Ceilings can express movement with panels perforated in circular patterns, rolling waves, or streaks of rain – to list just a few possibilities. A single image can be perforated into many standard-size panels for a more holistic look that seamlessly flows from one panel to the next. Or designs can be repeated panel by panel and positioned in a randomized pattern. Even asymmetrical patterns can be perforated into the metal panels for a more contemporary aesthetic.
“Manufacturers are always searching for more innovative ways to allow designers and architects to express creativity, while at the same time increasing a product’s performance,” says Udolph. The artistic use of perforation designs is just one way manufacturers are melding acoustical needs and design aesthetics.
Contributing to Biophilic Design
Metal ceilings can contribute to occupant well-being beyond acoustical comfort, however. With the ability to mimic specific species of wood or offer high light reflectance, metal ceilings contribute to biophilic design principles. Studies have shown that biophilic design improves productivity for employees in offices, increases learning functions for students in schools, and decreases healing time for patients in healthcare facilities.
A metal ceiling with a wood-look finish adds biomorphic texture to the space. Used in biophilic applications, metal ceilings help create natural-looking environments that are shown to increase cognitive performance and reduce stress. Natural wood ceilings generate the same responses. However, metal ceilings are often more cost-effective, easier to clean, and resist fading and discoloring in sunlight.
White metal ceilings also improve well-being. By reflecting light and brightening a space, they induce positive moods and increase productivity. Large-format panels specified in white give a sleek, contemporary, monolithic look to a large room, while offering the added benefits of being durable and easy to clean.
Likely, the first manufacturers of metal ceilings never considered whether their products were customizable, enhanced acoustical comfort, or promoted a sense of health and well-being. Today’s manufacturers are rising to the demands of these trends with products that help architects and designers achieve effects beyond their imaginations.
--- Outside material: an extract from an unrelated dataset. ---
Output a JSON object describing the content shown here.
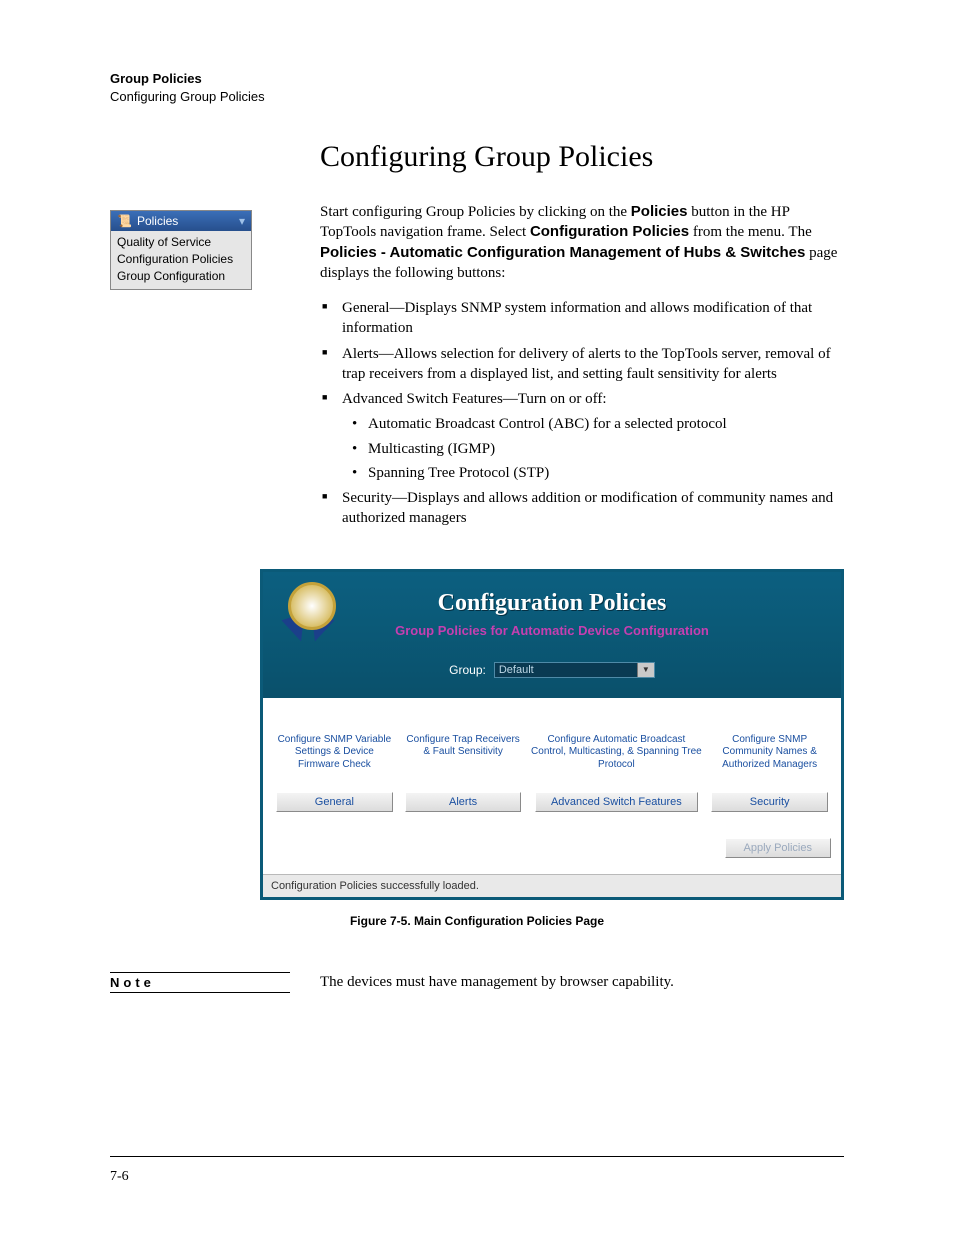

Robert Marshall is the Senior Technical Manager for CertainTeed Architectural Products and a frequent contributor for the commercial ceiling industry. Robert began his career with one of the world’s first acoustic ceiling contracting businesses; a company founded by his family almost a century ago.